“My mother was very particular about showcasing Deccani culture that is renowned all over the world,” says Dr. Zishan Samiuddin.
Be it her time in Hyderabad, Houston, or during sojourns in other Indian cities, the daughter of Hyderabad’s two legendary Urdu figures — author Rafia Manzurul Amin and scholar, poet, and media professional Manzurl Amin — grew up around the rich literary ambiance that pervades a writer’s household.
Best known for her novel Alampanaah, Rafia Manzurul Amin sowed herself into the patchwork of literature that chronicled the city’s feudal legacy. Of course, she didn’t turn a blind eye to debaucherous and exploitative excesses of the aristocracy that Bollywood and English/Urdu literature popularized. Yet she also portrayed a stratum of enterprising nawabs who shed such practices and placed a high emphasis on education.
A quintessential masterpiece of the often-overlooked body of Hyderabad-centric Urdu literature, the book was adapted into the memorable 1990s Doordarshan TV show Farmaan.
The prolific writer who has over 200 short stories and three fiction masterpieces to her credit, began her career in the late 1970s. Amin’s first novel, Saare Jahaan Ka Dard, was set in pre-militancy Kashmir, where her husband served as the Assistant Station Director at All India Radio – Srinagar.
Reflecting on the less tumultuous times of the quaint Valley, she recalls, “I used to board a shikara boat daily to go to school across the Jhelum. The cherry blossoms would be in full bloom.”

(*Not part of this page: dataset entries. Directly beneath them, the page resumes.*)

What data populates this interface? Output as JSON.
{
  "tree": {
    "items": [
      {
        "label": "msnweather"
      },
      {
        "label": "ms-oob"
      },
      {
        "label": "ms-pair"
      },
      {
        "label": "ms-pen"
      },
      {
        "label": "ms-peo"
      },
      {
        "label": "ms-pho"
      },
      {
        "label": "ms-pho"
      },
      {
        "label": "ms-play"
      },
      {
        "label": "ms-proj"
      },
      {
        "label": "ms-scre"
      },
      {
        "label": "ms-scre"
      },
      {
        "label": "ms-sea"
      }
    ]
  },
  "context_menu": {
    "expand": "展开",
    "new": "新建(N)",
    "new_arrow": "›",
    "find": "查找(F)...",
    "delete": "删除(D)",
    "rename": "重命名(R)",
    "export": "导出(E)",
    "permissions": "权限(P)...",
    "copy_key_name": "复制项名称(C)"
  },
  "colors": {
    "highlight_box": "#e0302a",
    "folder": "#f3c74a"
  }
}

Even before conflict cast a pall of gloom over the landscape punctuated by these blossoms, Manzurul Amin returned to the University of Kashmir to establish the Journalism department.
Like other talented Hyderabadi academics such as Mohiuddin Qadri Zor and Abdul Qadir Sarwari who were pioneers of the institution’s Urdu department, Manzurul Amin too made a mark on the university. After his stints in Kashmir and in Jamia Milia Islamia’s Mass Communication departments, the couple returned to Hyderabad where he taught at Maulana Azad National Urdu University’s Journalism Department.
“He really adored his students. Plus, for him learning was a two-way street as he wanted to learn from the students just as much they wanted to learn from him. Plus he used to often ask guests and students to stay back for dinner,” Samiuddin remembers.
His repertoire wasn’t just limited to academic content. The snow of J&K’s winters gained lyrical existence via his pen in the anthology of poems which he authored, Jalein Aatishkadey.
Zamir Ahmad Bhat, Srinagar native and a former student of his at MANUU, said, “Whether it was Professor Amin’s generosity, his wife’s charm, or the sheer command both had over their respective crafts, my hometown and I are indebted to them.”
Clearly, the cities of Hyderabad and Srinagar still bear the imprint of Professor Manzurul Amin and Rafia Manzurul Amin. In fact, the entire continent owes their indelible marks on literature and related fields.